The huge hike in accommodation prices for St. Patrick’s weekend in Dublin have been slammed by a government minister.
One guesthouse in Dublin city center was reported to be quoting a base price of €2,430 for a private room on St. Patrick’s Day, with an extra €70 for each person up to a maximum of 14 in bunk beds. The same room is available for a basic €442 two weeks later on March 31.
Another guesthouse operated by the same company, City Centre Skyline, listed basic accommodation in one room on Saturday, the day after St. Patrick’s Day, at €2,160 with an extra €70 for every additional person who books into the room as part of the same booking, with a maximum of 10 people.
Both accommodations now appear as “unavailable” on those dates after being contacted by The Sunday Times for comment.
Zanzibar Locke, an apartment hotel where accommodation also includes a private kitchen and bathroom, listed a charge for a large double bedroom for one night on Friday at €1,234.
The Shelbourne Hotel is charging €1,593 for one person to stay in its king suite bedroom on St. Patrick’s Day, which is usually priced between €500 and €800 on a normal Friday night.
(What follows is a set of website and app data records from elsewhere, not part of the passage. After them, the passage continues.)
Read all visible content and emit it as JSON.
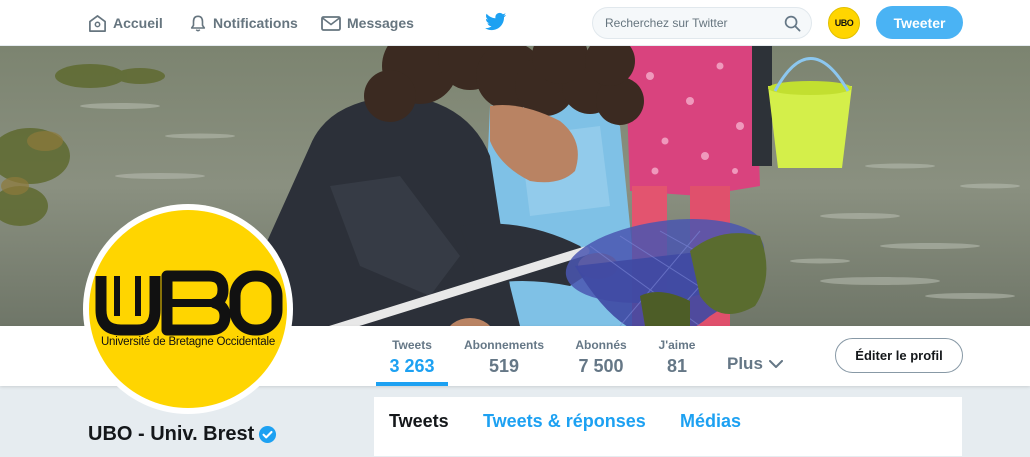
{
  "nav": {
    "home_label": "Accueil",
    "notifications_label": "Notifications",
    "messages_label": "Messages"
  },
  "search": {
    "placeholder": "Recherchez sur Twitter"
  },
  "tweet_button_label": "Tweeter",
  "small_avatar_text": "UBO",
  "profile": {
    "logo_letters": "UBO",
    "logo_subtitle": "Université de Bretagne Occidentale",
    "name": "UBO - Univ. Brest",
    "verified": true
  },
  "stats": [
    {
      "label": "Tweets",
      "value": "3 263",
      "active": true
    },
    {
      "label": "Abonnements",
      "value": "519",
      "active": false
    },
    {
      "label": "Abonnés",
      "value": "7 500",
      "active": false
    },
    {
      "label": "J'aime",
      "value": "81",
      "active": false
    }
  ],
  "more_label": "Plus",
  "edit_profile_label": "Éditer le profil",
  "timeline_tabs": [
    {
      "label": "Tweets",
      "active": true
    },
    {
      "label": "Tweets & réponses",
      "active": false
    },
    {
      "label": "Médias",
      "active": false
    }
  ],
  "colors": {
    "accent": "#1da1f2",
    "tweet_button": "#4ab3f4",
    "brand_yellow": "#ffd500"
  },
  "icons": [
    "home-icon",
    "bell-icon",
    "envelope-icon",
    "twitter-bird-icon",
    "search-icon",
    "chevron-down-icon",
    "verified-icon"
  ]
}
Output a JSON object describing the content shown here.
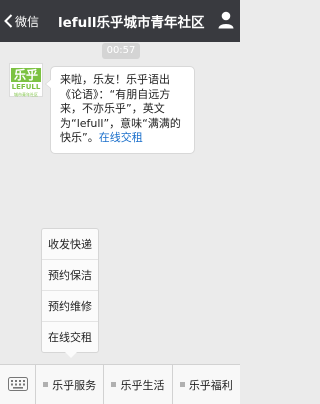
{
  "header": {
    "back_label": "微信",
    "title": "lefull乐乎城市青年社区"
  },
  "chat": {
    "timestamp": "00:57",
    "avatar": {
      "cn": "乐乎",
      "en": "LEFULL",
      "sub": "城市青年社区"
    },
    "message": {
      "text": "来啦，乐友！乐乎语出《论语》：“有朋自远方来，不亦乐乎”，英文为“lefull”，意味“满满的快乐”。",
      "link": "在线交租"
    }
  },
  "popup_menu": {
    "items": [
      "收发快递",
      "预约保洁",
      "预约维修",
      "在线交租"
    ]
  },
  "menubar": {
    "tabs": [
      "乐乎服务",
      "乐乎生活",
      "乐乎福利"
    ]
  },
  "colors": {
    "header_bg": "#393a3f",
    "brand_green": "#7cc242",
    "link_blue": "#1a6fcb"
  }
}
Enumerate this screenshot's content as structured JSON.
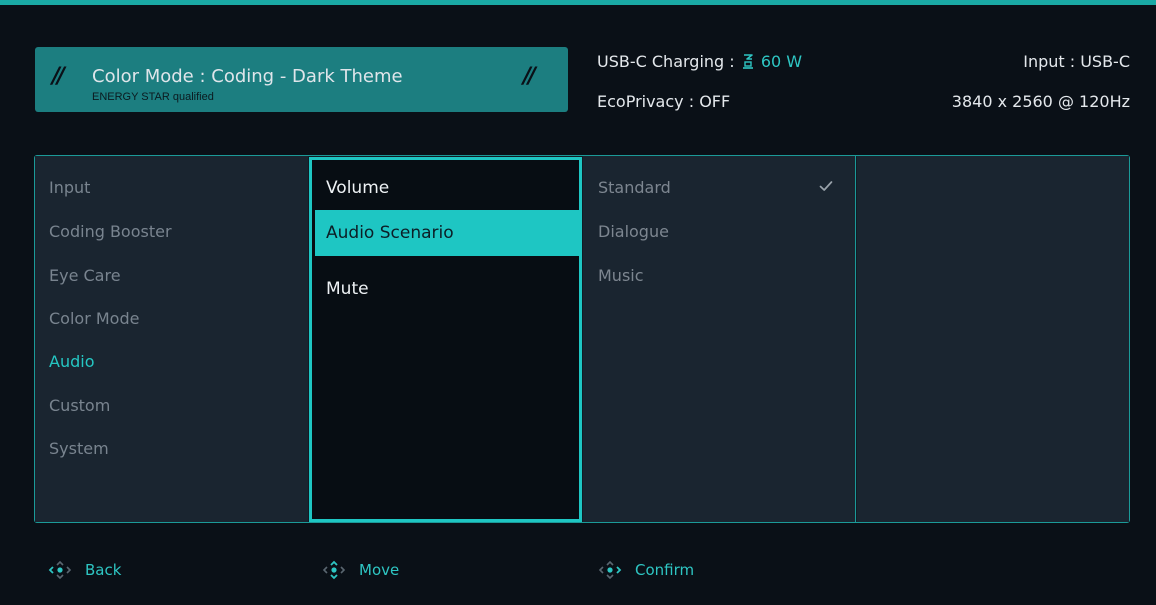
{
  "header": {
    "color_mode_label": "Color Mode : Coding - Dark Theme",
    "energy_label": "ENERGY STAR qualified",
    "usb_charging_label": "USB-C Charging :",
    "usb_charging_value": "60 W",
    "eco_privacy": "EcoPrivacy : OFF",
    "input": "Input : USB-C",
    "resolution": "3840 x 2560 @ 120Hz"
  },
  "menu": {
    "main_items": [
      {
        "label": "Input"
      },
      {
        "label": "Coding Booster"
      },
      {
        "label": "Eye Care"
      },
      {
        "label": "Color Mode"
      },
      {
        "label": "Audio",
        "active": true
      },
      {
        "label": "Custom"
      },
      {
        "label": "System"
      }
    ],
    "sub_items": [
      {
        "label": "Volume"
      },
      {
        "label": "Audio Scenario",
        "selected": true
      },
      {
        "label": "Mute"
      }
    ],
    "options": [
      {
        "label": "Standard",
        "checked": true
      },
      {
        "label": "Dialogue"
      },
      {
        "label": "Music"
      }
    ]
  },
  "footer": {
    "back": "Back",
    "move": "Move",
    "confirm": "Confirm"
  },
  "icons": {
    "plug": "usb-plug-icon",
    "check": "check-icon",
    "joystick": "joystick-icon"
  },
  "colors": {
    "accent": "#1ec6c3",
    "badge": "#1c7e80",
    "background": "#0a1017",
    "panel": "#1a2530",
    "muted_text": "#79848f"
  }
}
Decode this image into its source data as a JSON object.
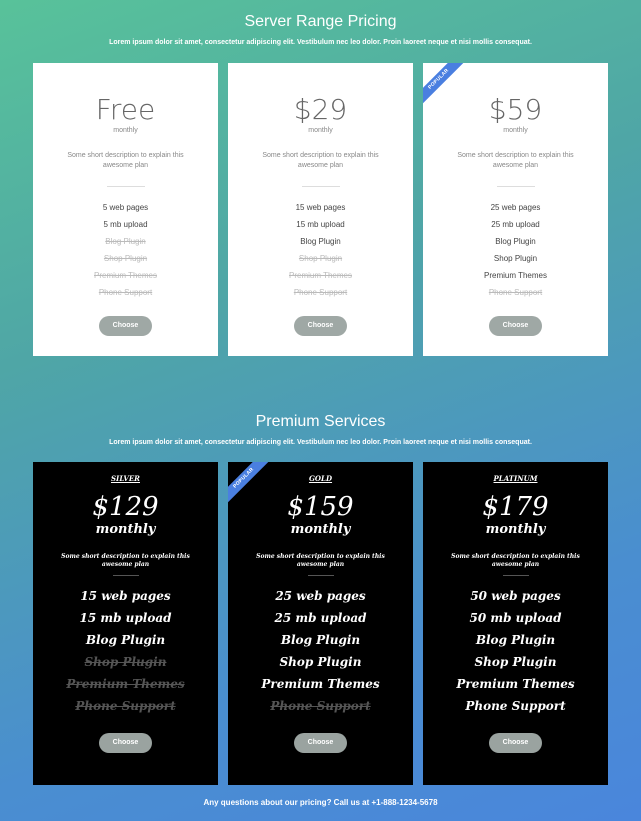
{
  "section1": {
    "title": "Server Range Pricing",
    "subtitle": "Lorem ipsum dolor sit amet, consectetur adipiscing elit. Vestibulum nec leo dolor. Proin laoreet neque et nisi mollis consequat.",
    "plans": [
      {
        "price": "Free",
        "period": "monthly",
        "popular": false,
        "description": "Some short description to explain this awesome plan",
        "features": [
          {
            "label": "5 web pages",
            "enabled": true
          },
          {
            "label": "5 mb upload",
            "enabled": true
          },
          {
            "label": "Blog Plugin",
            "enabled": false
          },
          {
            "label": "Shop Plugin",
            "enabled": false
          },
          {
            "label": "Premium Themes",
            "enabled": false
          },
          {
            "label": "Phone Support",
            "enabled": false
          }
        ],
        "button": "Choose"
      },
      {
        "price": "$29",
        "period": "monthly",
        "popular": false,
        "description": "Some short description to explain this awesome plan",
        "features": [
          {
            "label": "15 web pages",
            "enabled": true
          },
          {
            "label": "15 mb upload",
            "enabled": true
          },
          {
            "label": "Blog Plugin",
            "enabled": true
          },
          {
            "label": "Shop Plugin",
            "enabled": false
          },
          {
            "label": "Premium Themes",
            "enabled": false
          },
          {
            "label": "Phone Support",
            "enabled": false
          }
        ],
        "button": "Choose"
      },
      {
        "price": "$59",
        "period": "monthly",
        "popular": true,
        "ribbon": "POPULAR",
        "description": "Some short description to explain this awesome plan",
        "features": [
          {
            "label": "25 web pages",
            "enabled": true
          },
          {
            "label": "25 mb upload",
            "enabled": true
          },
          {
            "label": "Blog Plugin",
            "enabled": true
          },
          {
            "label": "Shop Plugin",
            "enabled": true
          },
          {
            "label": "Premium Themes",
            "enabled": true
          },
          {
            "label": "Phone Support",
            "enabled": false
          }
        ],
        "button": "Choose"
      }
    ]
  },
  "section2": {
    "title": "Premium Services",
    "subtitle": "Lorem ipsum dolor sit amet, consectetur adipiscing elit. Vestibulum nec leo dolor. Proin laoreet neque et nisi mollis consequat.",
    "plans": [
      {
        "tier": "SILVER",
        "price": "$129",
        "period": "monthly",
        "popular": false,
        "description": "Some short description to explain this awesome plan",
        "features": [
          {
            "label": "15 web pages",
            "enabled": true
          },
          {
            "label": "15 mb upload",
            "enabled": true
          },
          {
            "label": "Blog Plugin",
            "enabled": true
          },
          {
            "label": "Shop Plugin",
            "enabled": false
          },
          {
            "label": "Premium Themes",
            "enabled": false
          },
          {
            "label": "Phone Support",
            "enabled": false
          }
        ],
        "button": "Choose"
      },
      {
        "tier": "GOLD",
        "price": "$159",
        "period": "monthly",
        "popular": true,
        "ribbon": "POPULAR",
        "description": "Some short description to explain this awesome plan",
        "features": [
          {
            "label": "25 web pages",
            "enabled": true
          },
          {
            "label": "25 mb upload",
            "enabled": true
          },
          {
            "label": "Blog Plugin",
            "enabled": true
          },
          {
            "label": "Shop Plugin",
            "enabled": true
          },
          {
            "label": "Premium Themes",
            "enabled": true
          },
          {
            "label": "Phone Support",
            "enabled": false
          }
        ],
        "button": "Choose"
      },
      {
        "tier": "PLATINUM",
        "price": "$179",
        "period": "monthly",
        "popular": false,
        "description": "Some short description to explain this awesome plan",
        "features": [
          {
            "label": "50 web pages",
            "enabled": true
          },
          {
            "label": "50 mb upload",
            "enabled": true
          },
          {
            "label": "Blog Plugin",
            "enabled": true
          },
          {
            "label": "Shop Plugin",
            "enabled": true
          },
          {
            "label": "Premium Themes",
            "enabled": true
          },
          {
            "label": "Phone Support",
            "enabled": true
          }
        ],
        "button": "Choose"
      }
    ]
  },
  "footer": "Any questions about our pricing? Call us at +1-888-1234-5678",
  "colors": {
    "ribbon": "#4a7fe0",
    "button": "#9fa8a5",
    "disabled_light": "#bbbbbb",
    "disabled_dark": "#555555"
  }
}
The hotel declined to comment when contacted.
Niall Collins, the minister of state for higher education, condemned the price hikes by accommodation providers. “The justification being offered by the hotel industry that it’s about supply and demand just simply rings hollow,” he said.
Collins slammed the eye-watering price gouging as a “slap in the face to government” after extending the lower VAT rate.
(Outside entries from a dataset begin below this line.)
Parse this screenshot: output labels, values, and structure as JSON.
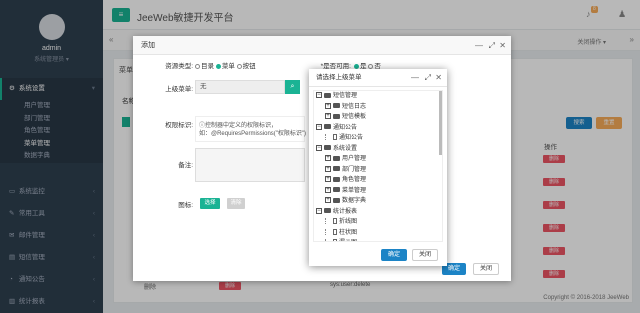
{
  "topbar": {
    "title": "JeeWeb敏捷开发平台",
    "close_ops": "关闭操作 ▾"
  },
  "sidebar": {
    "user": {
      "name": "admin",
      "role": "系统管理员 ▾"
    },
    "sections": [
      {
        "label": "系统设置",
        "icon": "gear-icon"
      },
      {
        "label": "系统监控",
        "icon": "monitor-icon"
      },
      {
        "label": "常用工具",
        "icon": "tool-icon"
      },
      {
        "label": "邮件管理",
        "icon": "mail-icon"
      },
      {
        "label": "短信管理",
        "icon": "sms-icon"
      },
      {
        "label": "通知公告",
        "icon": "bell-icon"
      },
      {
        "label": "统计报表",
        "icon": "chart-icon"
      }
    ],
    "sub": [
      "用户管理",
      "部门管理",
      "角色管理",
      "菜单管理",
      "数据字典"
    ]
  },
  "background": {
    "page_label": "菜单",
    "name_label": "名称",
    "search": "搜索",
    "reset": "重置",
    "col_action": "操作",
    "row_delete": "删除",
    "last_row_name": "删除",
    "last_row_perm": "sys:user:delete",
    "copyright": "Copyright © 2016-2018 JeeWeb"
  },
  "add_dialog": {
    "title": "添加",
    "resource_type_label": "资源类型:",
    "type_options": [
      "目录",
      "菜单",
      "按钮"
    ],
    "show_label": "*是否可用:",
    "show_options": [
      "是",
      "否"
    ],
    "parent_label": "上级菜单:",
    "parent_value": "无",
    "perm_label": "权限标识:",
    "perm_hint1": "控制器中定义的权限标识，",
    "perm_hint2": "如：@RequiresPermissions(\"权限标识\")",
    "remark_label": "备注:",
    "icon_label": "图标:",
    "select_btn": "选择",
    "clear_btn": "清除",
    "ok": "确定",
    "close": "关闭"
  },
  "tree_dialog": {
    "title": "请选择上级菜单",
    "ok": "确定",
    "cancel": "关闭",
    "nodes": [
      {
        "label": "短信管理",
        "level": 0,
        "type": "folder-open"
      },
      {
        "label": "短信日志",
        "level": 1,
        "type": "folder"
      },
      {
        "label": "短信模板",
        "level": 1,
        "type": "folder"
      },
      {
        "label": "通知公告",
        "level": 0,
        "type": "folder-open"
      },
      {
        "label": "通知公告",
        "level": 1,
        "type": "doc"
      },
      {
        "label": "系统设置",
        "level": 0,
        "type": "folder-open"
      },
      {
        "label": "用户管理",
        "level": 1,
        "type": "folder"
      },
      {
        "label": "部门管理",
        "level": 1,
        "type": "folder"
      },
      {
        "label": "角色管理",
        "level": 1,
        "type": "folder"
      },
      {
        "label": "菜单管理",
        "level": 1,
        "type": "folder"
      },
      {
        "label": "数据字典",
        "level": 1,
        "type": "folder"
      },
      {
        "label": "统计报表",
        "level": 0,
        "type": "folder-open"
      },
      {
        "label": "折线图",
        "level": 1,
        "type": "doc"
      },
      {
        "label": "柱状图",
        "level": 1,
        "type": "doc"
      },
      {
        "label": "漏斗图",
        "level": 1,
        "type": "doc"
      }
    ]
  }
}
The VAT rate in the hospitality industry was reduced from 13.5 percent to nine percent during the cost of living crisis. It was due to return to 13.5 percent at the end of last month, but the government did a u-turn and extended it for another six months after extensive lobbying by the hospitality industry.
Failte Ireland said it had consistently raised the issue of price gouging with the tourism industry and had encouraged businesses to be “mindful of not just the revenue for today, but our reputation for tomorrow.”
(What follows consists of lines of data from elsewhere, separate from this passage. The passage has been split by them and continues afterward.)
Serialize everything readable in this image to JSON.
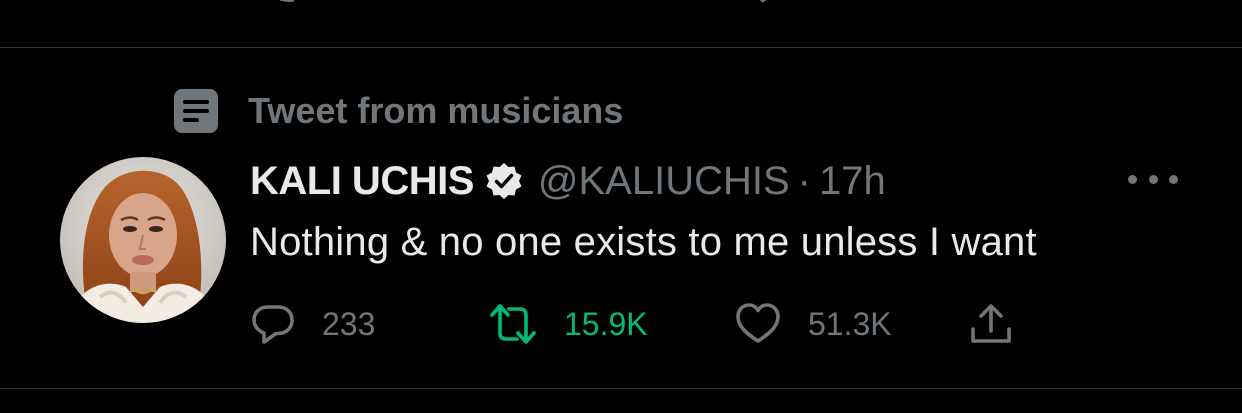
{
  "context": {
    "label": "Tweet from musicians",
    "icon": "list-icon"
  },
  "tweet": {
    "author_name": "KALI UCHIS",
    "verified": true,
    "handle": "@KALIUCHIS",
    "separator": "·",
    "time": "17h",
    "text": "Nothing & no one exists to me unless I want",
    "avatar": "profile-photo"
  },
  "actions": {
    "replies": "233",
    "retweets": "15.9K",
    "likes": "51.3K"
  },
  "colors": {
    "background": "#000000",
    "primary_text": "#e7e9ea",
    "secondary_text": "#71767b",
    "retweet_active": "#00ba7c",
    "divider": "#2f3336"
  }
}
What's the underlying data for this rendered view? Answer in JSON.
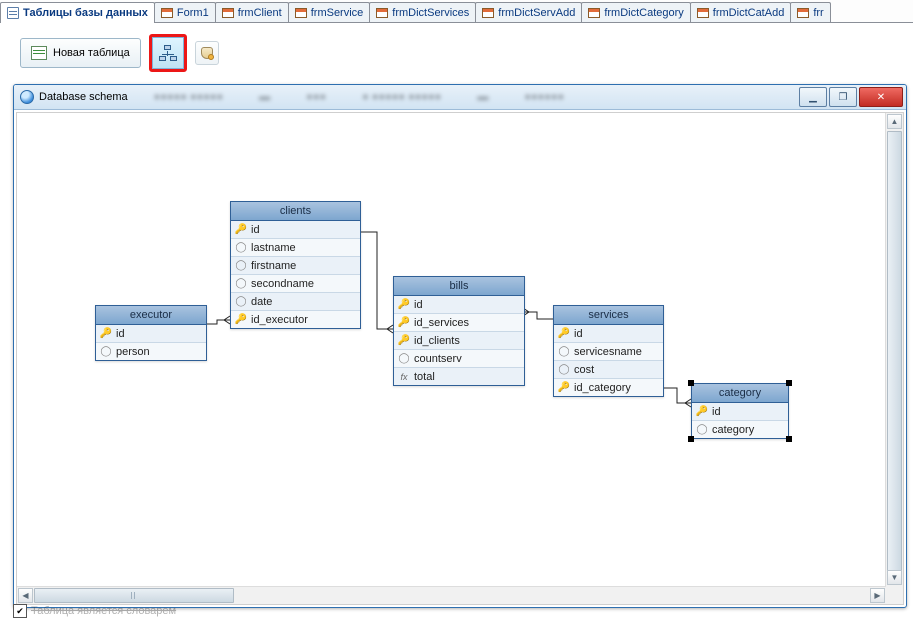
{
  "tabs": {
    "items": [
      {
        "label": "Таблицы базы данных",
        "active": true,
        "icon": "db"
      },
      {
        "label": "Form1",
        "active": false,
        "icon": "form"
      },
      {
        "label": "frmClient",
        "active": false,
        "icon": "form"
      },
      {
        "label": "frmService",
        "active": false,
        "icon": "form"
      },
      {
        "label": "frmDictServices",
        "active": false,
        "icon": "form"
      },
      {
        "label": "frmDictServAdd",
        "active": false,
        "icon": "form"
      },
      {
        "label": "frmDictCategory",
        "active": false,
        "icon": "form"
      },
      {
        "label": "frmDictCatAdd",
        "active": false,
        "icon": "form"
      },
      {
        "label": "frr",
        "active": false,
        "icon": "form"
      }
    ]
  },
  "toolbar": {
    "new_table_label": "Новая таблица"
  },
  "child_window": {
    "title": "Database schema"
  },
  "schema": {
    "tables": {
      "executor": {
        "title": "executor",
        "fields": [
          {
            "name": "id",
            "kind": "pk"
          },
          {
            "name": "person",
            "kind": "col"
          }
        ]
      },
      "clients": {
        "title": "clients",
        "fields": [
          {
            "name": "id",
            "kind": "pk"
          },
          {
            "name": "lastname",
            "kind": "col"
          },
          {
            "name": "firstname",
            "kind": "col"
          },
          {
            "name": "secondname",
            "kind": "col"
          },
          {
            "name": "date",
            "kind": "col"
          },
          {
            "name": "id_executor",
            "kind": "fk"
          }
        ]
      },
      "bills": {
        "title": "bills",
        "fields": [
          {
            "name": "id",
            "kind": "pk"
          },
          {
            "name": "id_services",
            "kind": "fk"
          },
          {
            "name": "id_clients",
            "kind": "fk"
          },
          {
            "name": "countserv",
            "kind": "col"
          },
          {
            "name": "total",
            "kind": "fx"
          }
        ]
      },
      "services": {
        "title": "services",
        "fields": [
          {
            "name": "id",
            "kind": "pk"
          },
          {
            "name": "servicesname",
            "kind": "col"
          },
          {
            "name": "cost",
            "kind": "col"
          },
          {
            "name": "id_category",
            "kind": "fk"
          }
        ]
      },
      "category": {
        "title": "category",
        "fields": [
          {
            "name": "id",
            "kind": "pk"
          },
          {
            "name": "category",
            "kind": "col"
          }
        ]
      }
    }
  },
  "status": {
    "text": "Таблица является словарем"
  }
}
Eoghan O’Mara Walsh, chief of the Irish Tourism Industry Confederation, said that some of the prices for St. Patrick’s Day accommodation were “outlandish.”
He said, “It’s completely excessive and I don’t think the punter should buy that service, but I think the vast majority of tourism and hospitality providers do charge fair prices.”
*This column first appeared in the March 15 edition of the weekly Irish Voice newspaper, sister publication to IrishCentral.